Losar: The Tibetan New Year 

Losar is the Tibetan language translates to New Year. Lo means year and sar means new. It is one of the major festivals of the Tibetan people as it marks the beginning of a new year of the Tibetan lunar calendar. This year, the first day of Losar falls on March 3rd which is the start of the year 2149 according to the Tibetan calendar.

While official celebrations start on the first day of the new year, preparations begin much earlier. Tibetans spend days leading up to the new year engaged in rituals to rid oneself of the negativities and bad luck of the previous year. This period which starts two days ahead of Losar is known as Gutor.

The first Gutor or Nyi Shu Gu falls on the 29th day of the last month of the year. On this day people clean their homes, take bath as part of purifying their environment and their bodies of negativity, sickness and obstacles. At night, families drink a soup dish known as Guthuk which is made of meat, wheat, peas and a variety of beans. The soup contains dough balls, inside which ingredients such as chilies, salt, wool, and coal are placed. Each family member is served a dough ball inside their soup, and the ingredient the person finds in their dough ball is supposed to allude to their character. For example, if a person finds coal in his ball, then that person is believed to have a “black heart.” It’s a fun tradition that usually ends up in a lot of laughter.

The second part of the night involves setting alight a lyu effigy which symbolizes evil spirits and disposing off drilue in order to dispel illness from one’s body. A lyu is usually made in the shape of a tiny man using flour and water, and a drilue basically is pieces of dough which is handed out to each family member who squeeze the drilue to leave an imprint of their hand. At the end of the night, the dough balls along with leftover soup will be placed in a dish containing the lyu and drilue. These will be disposed off at an intersection away from the house.

During the days preceding Losar, Tibetan monasteries and temples also undertake specific rites to expel negative habits from the old year. Monks perform week-long rituals, some of which culminate in the well-known spiritual dances known as cham.

On the eve of Losar, the families spend their time decorating the house, setting up the altar and getting a feast ready for the next day.

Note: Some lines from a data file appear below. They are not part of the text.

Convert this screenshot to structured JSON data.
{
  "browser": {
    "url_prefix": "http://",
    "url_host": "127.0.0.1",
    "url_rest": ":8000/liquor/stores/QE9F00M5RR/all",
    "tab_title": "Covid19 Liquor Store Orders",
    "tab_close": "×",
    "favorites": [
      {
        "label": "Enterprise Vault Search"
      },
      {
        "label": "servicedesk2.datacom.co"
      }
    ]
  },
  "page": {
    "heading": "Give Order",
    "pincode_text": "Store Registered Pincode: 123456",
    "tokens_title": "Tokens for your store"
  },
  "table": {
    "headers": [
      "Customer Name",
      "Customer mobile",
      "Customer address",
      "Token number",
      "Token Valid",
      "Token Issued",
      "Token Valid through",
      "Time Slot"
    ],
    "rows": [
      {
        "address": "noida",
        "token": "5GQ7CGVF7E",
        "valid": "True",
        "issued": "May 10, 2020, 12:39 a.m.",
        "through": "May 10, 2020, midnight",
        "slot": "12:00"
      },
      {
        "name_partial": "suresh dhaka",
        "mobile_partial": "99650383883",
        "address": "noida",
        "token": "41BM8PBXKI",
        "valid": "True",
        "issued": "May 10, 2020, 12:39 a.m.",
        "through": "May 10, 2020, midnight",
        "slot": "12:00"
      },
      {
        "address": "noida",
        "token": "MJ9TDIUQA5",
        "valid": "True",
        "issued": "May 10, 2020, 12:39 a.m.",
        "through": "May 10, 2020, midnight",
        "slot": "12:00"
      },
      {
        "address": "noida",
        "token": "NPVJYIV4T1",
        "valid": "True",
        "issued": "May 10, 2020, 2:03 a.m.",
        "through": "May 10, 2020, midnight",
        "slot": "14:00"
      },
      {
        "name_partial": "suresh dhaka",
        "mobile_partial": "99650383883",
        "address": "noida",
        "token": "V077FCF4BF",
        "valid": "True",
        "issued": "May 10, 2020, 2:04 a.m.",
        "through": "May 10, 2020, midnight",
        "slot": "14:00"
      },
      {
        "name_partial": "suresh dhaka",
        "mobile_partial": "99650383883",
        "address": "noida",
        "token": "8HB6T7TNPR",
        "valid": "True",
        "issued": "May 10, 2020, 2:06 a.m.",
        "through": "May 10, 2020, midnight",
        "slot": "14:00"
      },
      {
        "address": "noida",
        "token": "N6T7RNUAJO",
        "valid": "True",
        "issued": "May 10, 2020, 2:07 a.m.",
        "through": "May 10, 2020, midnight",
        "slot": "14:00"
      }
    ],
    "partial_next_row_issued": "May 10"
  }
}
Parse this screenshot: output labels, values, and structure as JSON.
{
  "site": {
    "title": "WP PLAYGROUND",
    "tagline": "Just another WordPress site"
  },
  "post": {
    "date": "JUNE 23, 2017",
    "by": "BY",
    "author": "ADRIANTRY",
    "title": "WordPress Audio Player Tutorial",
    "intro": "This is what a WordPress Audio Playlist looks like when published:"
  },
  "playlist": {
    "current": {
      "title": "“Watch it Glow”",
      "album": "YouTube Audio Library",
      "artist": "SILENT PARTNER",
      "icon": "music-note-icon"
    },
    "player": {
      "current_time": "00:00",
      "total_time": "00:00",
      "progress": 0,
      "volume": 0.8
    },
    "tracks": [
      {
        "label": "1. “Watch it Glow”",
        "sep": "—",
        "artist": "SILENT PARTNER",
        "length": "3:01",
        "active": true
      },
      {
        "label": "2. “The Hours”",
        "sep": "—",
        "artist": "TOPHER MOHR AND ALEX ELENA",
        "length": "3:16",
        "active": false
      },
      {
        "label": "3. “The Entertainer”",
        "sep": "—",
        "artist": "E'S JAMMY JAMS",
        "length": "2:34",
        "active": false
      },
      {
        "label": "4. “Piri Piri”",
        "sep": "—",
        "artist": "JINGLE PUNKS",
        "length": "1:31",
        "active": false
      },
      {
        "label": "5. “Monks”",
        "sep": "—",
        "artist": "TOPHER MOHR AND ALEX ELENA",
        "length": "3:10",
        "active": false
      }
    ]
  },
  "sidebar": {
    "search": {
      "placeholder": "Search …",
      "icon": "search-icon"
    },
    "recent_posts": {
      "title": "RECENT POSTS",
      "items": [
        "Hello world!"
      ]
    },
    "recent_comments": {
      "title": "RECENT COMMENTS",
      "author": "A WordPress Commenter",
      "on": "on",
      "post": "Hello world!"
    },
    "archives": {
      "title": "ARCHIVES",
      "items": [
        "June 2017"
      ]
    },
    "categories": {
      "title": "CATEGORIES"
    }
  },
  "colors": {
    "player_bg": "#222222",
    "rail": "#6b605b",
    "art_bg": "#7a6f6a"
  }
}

While there’s no strict rules as to how to set up an altar, the basic essentials are luggo (sheep’s head), chemar,  (made from roasted barley flour, sugar and butter), food and drink offerings.

The festival officially starts on the first day of the New Year. Tibetans consider it an auspicious occasion, and it’s believed that one should wake up long before dawn on this day. Everyone is encouraged to dress in new clothes and start the day by praying at the altar and making offerings of chemar. Tibetan families traditionally drink Tibetan butter drink, eat khapse (fried Tibetan pastries) and dresil (sweet rice dish) as breakfast on this day. The rest of the day is spent relaxing at home with family members and extending greetings to neighbors and relatives.

On the second day, people visit their friends and relatives and spend the day connecting with each other over food, drinks and games. Children get gifts from their elders. This is perhaps the most fun day for those who like to socialize and eat good food. Chang (Tibetan rice wine) is also served at host families’ homes.

The third day is for visiting monasteries and spiritual teachers. Tibetans who live in large settlements also convene on this day to offer lhasang – an incense offering, which is essentially an offering of smoke from medicinal and fragrant herbs. During this day, many Tibetans also replace the old prayer flags on the rooftop of their homes with new ones.

While in Tibetan, Losar celebrations extend upto 15 days, in the diaspora community, celebrations last for three days. From the fourth day onwards Tibetan families also go on pilgrimage to religious sites.